“I was not,” Harbaugh said.” I was given…I asked about the time, I got no answer on that. I think they said the time was fine.”
With just eight seconds to go, Jackson threw a pass short of his intended wide receiver near the sideline, which left time for just one play.
Jackson dropped back to pass and fired a pass to Snead in the end zone, but Minkah Fitzpatrick jumped up and prevented a catch from being made. The Ravens’ sideline thought a flag should have been thrown for contact to the head of a defenseless receiver. Harbaugh called the hit a “shoulder to the helmet” after the game.
“I feel for him a little bit, because I think that play would’ve been made in the end zone, also, to win the game, and it would’ve been historic,” Harbaugh said of Snead. “It would’ve been that kind of a play. You just want to see your players protected. You want to see them protected just like the rules say they should be.”
Harbaugh was shown on camera pointing to his head and after the game confirmed he was talking to the back judge asking about the hit to the head.
Snead offered that it was a bang-bang play and could’ve gone either way.

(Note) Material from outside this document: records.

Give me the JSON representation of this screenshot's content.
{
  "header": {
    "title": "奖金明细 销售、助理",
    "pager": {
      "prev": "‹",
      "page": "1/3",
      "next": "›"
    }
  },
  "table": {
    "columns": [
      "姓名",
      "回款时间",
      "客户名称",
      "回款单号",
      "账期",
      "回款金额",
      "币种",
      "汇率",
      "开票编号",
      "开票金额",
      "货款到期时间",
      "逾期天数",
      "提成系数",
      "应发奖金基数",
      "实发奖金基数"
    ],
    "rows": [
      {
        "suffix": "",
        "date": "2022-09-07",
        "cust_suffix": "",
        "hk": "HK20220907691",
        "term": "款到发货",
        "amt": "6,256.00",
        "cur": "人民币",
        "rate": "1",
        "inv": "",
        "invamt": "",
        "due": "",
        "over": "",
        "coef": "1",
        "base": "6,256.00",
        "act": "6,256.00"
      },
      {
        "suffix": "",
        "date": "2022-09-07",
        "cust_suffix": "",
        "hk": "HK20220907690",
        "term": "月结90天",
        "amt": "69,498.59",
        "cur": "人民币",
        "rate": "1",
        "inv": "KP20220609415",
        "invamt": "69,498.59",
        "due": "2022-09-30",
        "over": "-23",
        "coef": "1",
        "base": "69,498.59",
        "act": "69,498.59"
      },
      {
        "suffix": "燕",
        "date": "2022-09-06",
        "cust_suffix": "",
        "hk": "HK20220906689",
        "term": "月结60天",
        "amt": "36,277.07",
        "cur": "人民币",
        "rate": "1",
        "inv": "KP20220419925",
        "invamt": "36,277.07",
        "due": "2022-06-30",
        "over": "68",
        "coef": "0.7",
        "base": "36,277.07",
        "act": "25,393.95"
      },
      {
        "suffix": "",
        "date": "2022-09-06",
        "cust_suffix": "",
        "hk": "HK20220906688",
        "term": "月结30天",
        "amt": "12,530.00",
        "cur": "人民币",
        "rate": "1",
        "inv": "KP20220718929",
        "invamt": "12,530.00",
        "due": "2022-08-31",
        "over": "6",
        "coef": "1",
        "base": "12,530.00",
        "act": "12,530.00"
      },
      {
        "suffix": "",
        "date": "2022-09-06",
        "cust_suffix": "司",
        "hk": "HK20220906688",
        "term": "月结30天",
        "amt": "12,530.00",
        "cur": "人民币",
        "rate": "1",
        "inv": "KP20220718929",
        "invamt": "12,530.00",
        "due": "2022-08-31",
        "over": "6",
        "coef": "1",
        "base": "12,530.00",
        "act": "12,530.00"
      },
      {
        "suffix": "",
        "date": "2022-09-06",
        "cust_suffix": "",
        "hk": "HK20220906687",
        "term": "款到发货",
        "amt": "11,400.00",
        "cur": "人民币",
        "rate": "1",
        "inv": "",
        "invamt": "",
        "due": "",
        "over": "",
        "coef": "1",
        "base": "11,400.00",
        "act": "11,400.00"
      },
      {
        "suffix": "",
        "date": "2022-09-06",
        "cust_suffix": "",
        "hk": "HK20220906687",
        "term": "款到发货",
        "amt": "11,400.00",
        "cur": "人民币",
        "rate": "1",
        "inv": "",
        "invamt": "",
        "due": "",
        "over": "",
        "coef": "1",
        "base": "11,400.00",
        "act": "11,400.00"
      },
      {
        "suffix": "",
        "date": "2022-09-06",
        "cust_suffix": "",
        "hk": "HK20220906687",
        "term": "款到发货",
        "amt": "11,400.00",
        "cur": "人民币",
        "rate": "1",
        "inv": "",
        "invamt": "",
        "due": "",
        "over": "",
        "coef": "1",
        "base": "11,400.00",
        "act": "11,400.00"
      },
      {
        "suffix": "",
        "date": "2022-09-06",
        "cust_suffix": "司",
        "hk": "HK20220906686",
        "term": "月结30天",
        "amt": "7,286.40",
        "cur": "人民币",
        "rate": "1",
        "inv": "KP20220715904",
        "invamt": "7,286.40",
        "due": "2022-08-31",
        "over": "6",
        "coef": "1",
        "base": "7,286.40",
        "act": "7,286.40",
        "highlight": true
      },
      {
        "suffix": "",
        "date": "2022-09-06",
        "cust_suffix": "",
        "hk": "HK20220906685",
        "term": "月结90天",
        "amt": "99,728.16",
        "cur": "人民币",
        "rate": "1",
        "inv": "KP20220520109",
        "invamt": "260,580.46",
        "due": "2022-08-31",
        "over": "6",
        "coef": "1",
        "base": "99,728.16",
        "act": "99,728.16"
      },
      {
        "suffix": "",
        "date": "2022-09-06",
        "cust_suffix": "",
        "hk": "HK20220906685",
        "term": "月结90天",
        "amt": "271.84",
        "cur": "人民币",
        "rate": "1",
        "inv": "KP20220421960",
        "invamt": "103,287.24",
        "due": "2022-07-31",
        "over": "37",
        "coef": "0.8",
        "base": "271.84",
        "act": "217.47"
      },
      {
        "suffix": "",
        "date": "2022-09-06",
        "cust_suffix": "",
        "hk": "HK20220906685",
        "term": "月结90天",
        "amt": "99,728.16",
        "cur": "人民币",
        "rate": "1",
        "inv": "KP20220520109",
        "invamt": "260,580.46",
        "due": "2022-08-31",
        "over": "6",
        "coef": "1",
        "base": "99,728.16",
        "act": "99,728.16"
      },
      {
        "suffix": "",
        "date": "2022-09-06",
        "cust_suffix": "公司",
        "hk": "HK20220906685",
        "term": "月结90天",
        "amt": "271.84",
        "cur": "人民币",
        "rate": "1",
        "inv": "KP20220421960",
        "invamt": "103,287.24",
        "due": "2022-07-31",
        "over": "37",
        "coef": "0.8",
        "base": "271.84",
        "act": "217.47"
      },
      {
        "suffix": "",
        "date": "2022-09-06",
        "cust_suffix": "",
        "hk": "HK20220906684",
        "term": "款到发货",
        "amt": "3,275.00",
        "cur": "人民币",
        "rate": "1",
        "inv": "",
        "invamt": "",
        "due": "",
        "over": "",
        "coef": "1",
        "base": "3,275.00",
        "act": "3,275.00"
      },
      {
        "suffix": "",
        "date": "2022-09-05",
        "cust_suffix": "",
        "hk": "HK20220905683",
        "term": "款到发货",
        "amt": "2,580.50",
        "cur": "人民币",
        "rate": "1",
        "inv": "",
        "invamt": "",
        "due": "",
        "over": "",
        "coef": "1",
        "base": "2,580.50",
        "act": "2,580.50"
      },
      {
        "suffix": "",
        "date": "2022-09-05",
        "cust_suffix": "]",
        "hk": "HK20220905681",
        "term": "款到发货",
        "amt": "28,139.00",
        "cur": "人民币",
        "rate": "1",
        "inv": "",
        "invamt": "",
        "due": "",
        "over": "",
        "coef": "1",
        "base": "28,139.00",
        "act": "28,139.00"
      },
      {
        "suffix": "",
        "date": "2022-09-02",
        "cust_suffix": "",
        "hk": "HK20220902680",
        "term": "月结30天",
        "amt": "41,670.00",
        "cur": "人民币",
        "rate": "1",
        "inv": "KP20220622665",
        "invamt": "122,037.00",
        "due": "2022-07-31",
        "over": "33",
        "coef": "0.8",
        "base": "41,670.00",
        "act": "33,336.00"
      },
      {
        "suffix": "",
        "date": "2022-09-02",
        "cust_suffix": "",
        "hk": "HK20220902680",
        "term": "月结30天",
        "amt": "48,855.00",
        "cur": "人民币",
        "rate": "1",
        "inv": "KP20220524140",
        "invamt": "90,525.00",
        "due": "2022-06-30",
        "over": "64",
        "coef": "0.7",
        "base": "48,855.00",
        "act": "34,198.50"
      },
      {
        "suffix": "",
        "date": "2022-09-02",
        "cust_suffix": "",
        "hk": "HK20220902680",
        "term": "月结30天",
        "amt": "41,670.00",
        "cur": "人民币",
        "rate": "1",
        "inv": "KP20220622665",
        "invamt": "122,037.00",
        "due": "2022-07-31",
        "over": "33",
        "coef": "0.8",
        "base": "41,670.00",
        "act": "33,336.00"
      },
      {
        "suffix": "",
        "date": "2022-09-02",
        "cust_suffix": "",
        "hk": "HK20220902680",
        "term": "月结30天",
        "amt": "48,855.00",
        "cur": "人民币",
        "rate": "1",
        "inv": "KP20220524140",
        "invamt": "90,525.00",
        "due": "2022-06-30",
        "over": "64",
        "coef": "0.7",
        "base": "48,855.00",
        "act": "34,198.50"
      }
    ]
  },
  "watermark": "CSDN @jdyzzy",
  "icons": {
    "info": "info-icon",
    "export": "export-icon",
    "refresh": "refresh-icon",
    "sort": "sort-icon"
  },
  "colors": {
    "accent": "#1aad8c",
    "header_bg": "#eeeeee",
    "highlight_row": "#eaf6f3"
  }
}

“When I got hit, it just happened so quick,” he said. “As soon as the ball touched my hands, I got hit. So, it’s like, you never know. I didn’t know how he hit me, seriously, but I got hit in the head. So, I’ll just leave it at that.”
The final drive wasn’t the only time the Ravens had questions about a referee’s decision, as outside linebacker Matthew Judon was ejected for “intentional contact with an official” during the first half.
After a scrum, Judon was trying to pull away from his coach when his right arm broke free and inadvertently struck an official in the arm. He was immediately tossed from the game. He released a statement postgame through the Ravens that said how he never would intentionally touch a referee.
According to a pool report from The Athletic’s Jeff Zrebiec with NFL Senior Vice President of Officiating Al Riveron, the official felt that Judon’s contact was enough for an ejection.
“For example, if a player bumps into an official during a play, we’re not going to disqualify him for that,” Riveron said. “But if the official feels that it rises to a certain level, he or she has the option of ejecting the player on the field.”
Dependent upon contact with an official, that referee has discretion to eject the player if he feels necessary.
“I was told what the replay showed,” Harbaugh said. “I’m very confident that Matthew didn’t touch an official on purpose. I was told he was trying to release his hand away. There was some contact there, but it wasn’t anything he was trying to do — that’s what I understand the case to be.”